What needs to be done —
Retype the entries below exactly, dropping the images.

Available data —
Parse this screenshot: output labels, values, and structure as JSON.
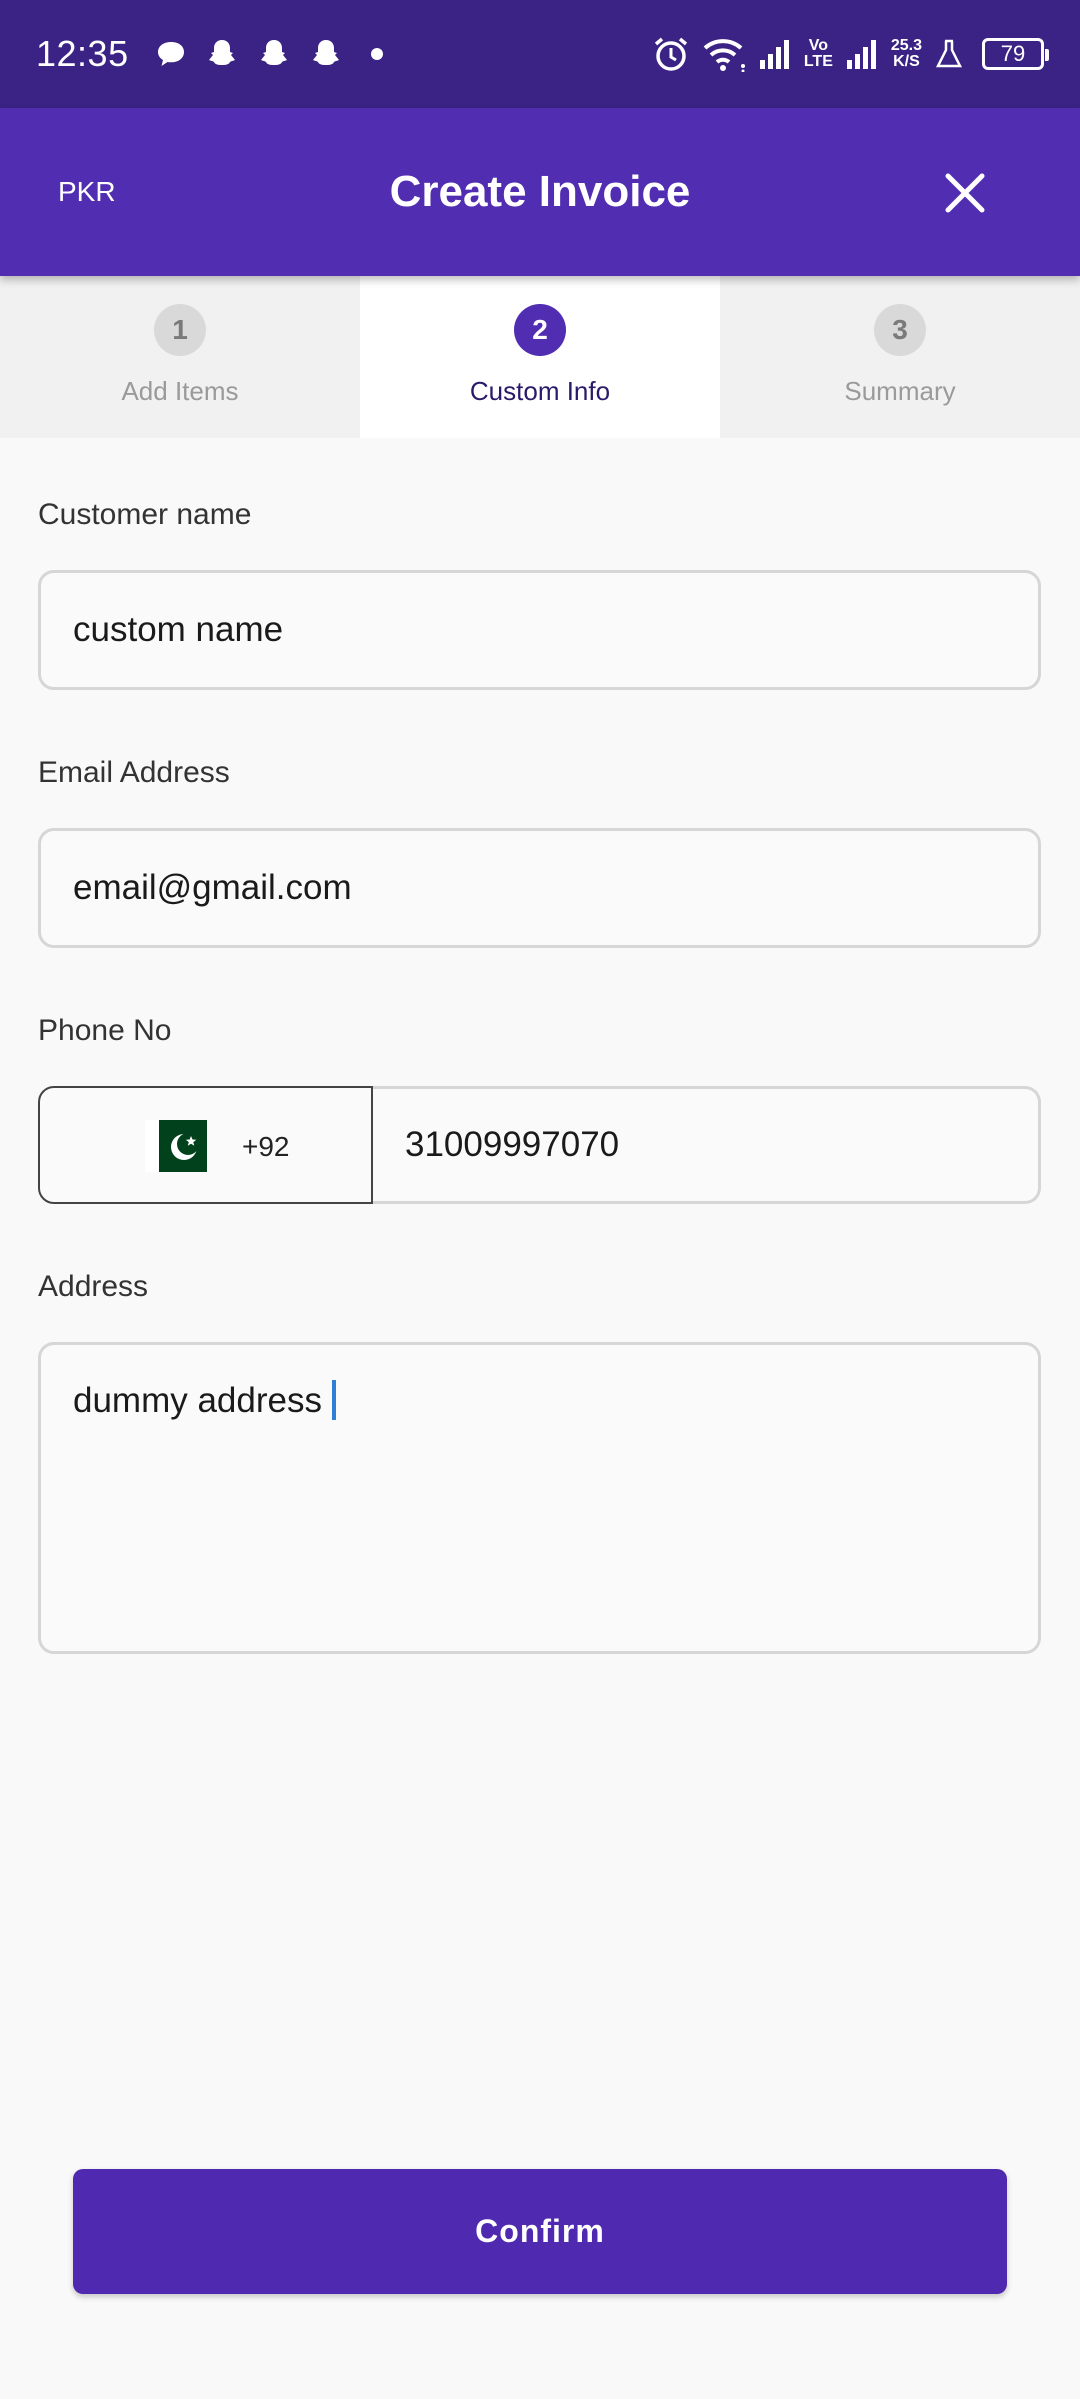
{
  "status_bar": {
    "time": "12:35",
    "network_speed_value": "25.3",
    "network_speed_unit": "K/S",
    "volte_top": "Vo",
    "volte_bottom": "LTE",
    "battery": "79",
    "icons": [
      "message-icon",
      "snapchat-icon",
      "snapchat-icon",
      "snapchat-icon",
      "dot-icon",
      "alarm-icon",
      "wifi-icon",
      "signal-icon",
      "signal-icon",
      "lab-icon",
      "battery-icon"
    ]
  },
  "app_bar": {
    "currency": "PKR",
    "title": "Create Invoice",
    "close_icon": "close-icon"
  },
  "stepper": {
    "steps": [
      {
        "number": "1",
        "label": "Add Items",
        "active": false
      },
      {
        "number": "2",
        "label": "Custom Info",
        "active": true
      },
      {
        "number": "3",
        "label": "Summary",
        "active": false
      }
    ]
  },
  "form": {
    "customer_name": {
      "label": "Customer name",
      "value": "custom name"
    },
    "email": {
      "label": "Email Address",
      "value": "email@gmail.com"
    },
    "phone": {
      "label": "Phone No",
      "country_flag": "pakistan-flag-icon",
      "dial_code": "+92",
      "value": "31009997070"
    },
    "address": {
      "label": "Address",
      "value": "dummy address"
    }
  },
  "actions": {
    "confirm_label": "Confirm"
  },
  "colors": {
    "status_bar": "#3a2384",
    "primary": "#512db1",
    "button": "#4f2ab0",
    "caret": "#2f7fd6"
  }
}
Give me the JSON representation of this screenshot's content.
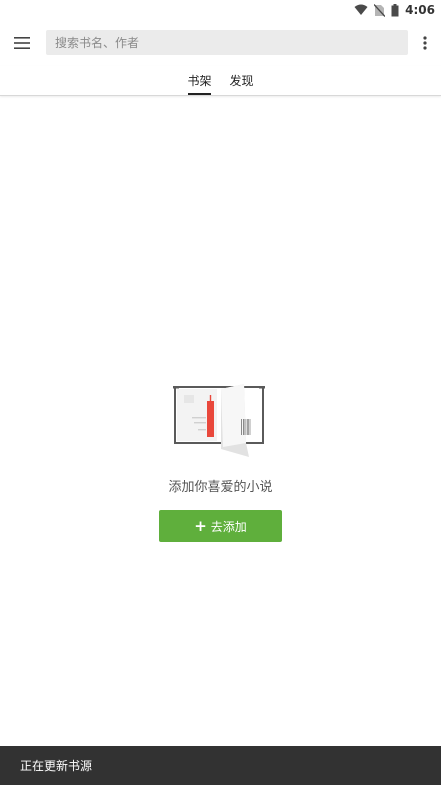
{
  "status_bar": {
    "time": "4:06",
    "icons": [
      "wifi-icon",
      "no-sim-icon",
      "battery-icon"
    ]
  },
  "toolbar": {
    "menu_icon": "hamburger-menu-icon",
    "search_placeholder": "搜索书名、作者",
    "more_icon": "more-vert-icon"
  },
  "tabs": [
    {
      "label": "书架",
      "active": true
    },
    {
      "label": "发现",
      "active": false
    }
  ],
  "empty_state": {
    "illustration": "empty-bookshelf-illustration",
    "message": "添加你喜爱的小说",
    "button_label": "去添加",
    "button_icon": "+"
  },
  "snackbar": {
    "message": "正在更新书源"
  },
  "colors": {
    "accent_green": "#5faf3c",
    "snackbar_bg": "#323232",
    "search_bg": "#ebebeb",
    "bookmark_red": "#e9483c"
  }
}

Solution for this problem —
Parse this screenshot: output labels, values, and structure as JSON.
{
  "status_bar": {
    "time": "12:35",
    "network_speed_value": "25.3",
    "network_speed_unit": "K/S",
    "volte_top": "Vo",
    "volte_bottom": "LTE",
    "battery": "79",
    "icons": [
      "message-icon",
      "snapchat-icon",
      "snapchat-icon",
      "snapchat-icon",
      "dot-icon",
      "alarm-icon",
      "wifi-icon",
      "signal-icon",
      "signal-icon",
      "lab-icon",
      "battery-icon"
    ]
  },
  "app_bar": {
    "currency": "PKR",
    "title": "Create Invoice",
    "close_icon": "close-icon"
  },
  "stepper": {
    "steps": [
      {
        "number": "1",
        "label": "Add Items",
        "active": false
      },
      {
        "number": "2",
        "label": "Custom Info",
        "active": true
      },
      {
        "number": "3",
        "label": "Summary",
        "active": false
      }
    ]
  },
  "form": {
    "customer_name": {
      "label": "Customer name",
      "value": "custom name"
    },
    "email": {
      "label": "Email Address",
      "value": "email@gmail.com"
    },
    "phone": {
      "label": "Phone No",
      "country_flag": "pakistan-flag-icon",
      "dial_code": "+92",
      "value": "31009997070"
    },
    "address": {
      "label": "Address",
      "value": "dummy address"
    }
  },
  "actions": {
    "confirm_label": "Confirm"
  },
  "colors": {
    "status_bar": "#3a2384",
    "primary": "#512db1",
    "button": "#4f2ab0",
    "caret": "#2f7fd6"
  }
}
Give me the JSON representation of this screenshot's content.
{
  "status_bar": {
    "time": "4:06",
    "icons": [
      "wifi-icon",
      "no-sim-icon",
      "battery-icon"
    ]
  },
  "toolbar": {
    "menu_icon": "hamburger-menu-icon",
    "search_placeholder": "搜索书名、作者",
    "more_icon": "more-vert-icon"
  },
  "tabs": [
    {
      "label": "书架",
      "active": true
    },
    {
      "label": "发现",
      "active": false
    }
  ],
  "empty_state": {
    "illustration": "empty-bookshelf-illustration",
    "message": "添加你喜爱的小说",
    "button_label": "去添加",
    "button_icon": "+"
  },
  "snackbar": {
    "message": "正在更新书源"
  },
  "colors": {
    "accent_green": "#5faf3c",
    "snackbar_bg": "#323232",
    "search_bg": "#ebebeb",
    "bookmark_red": "#e9483c"
  }
}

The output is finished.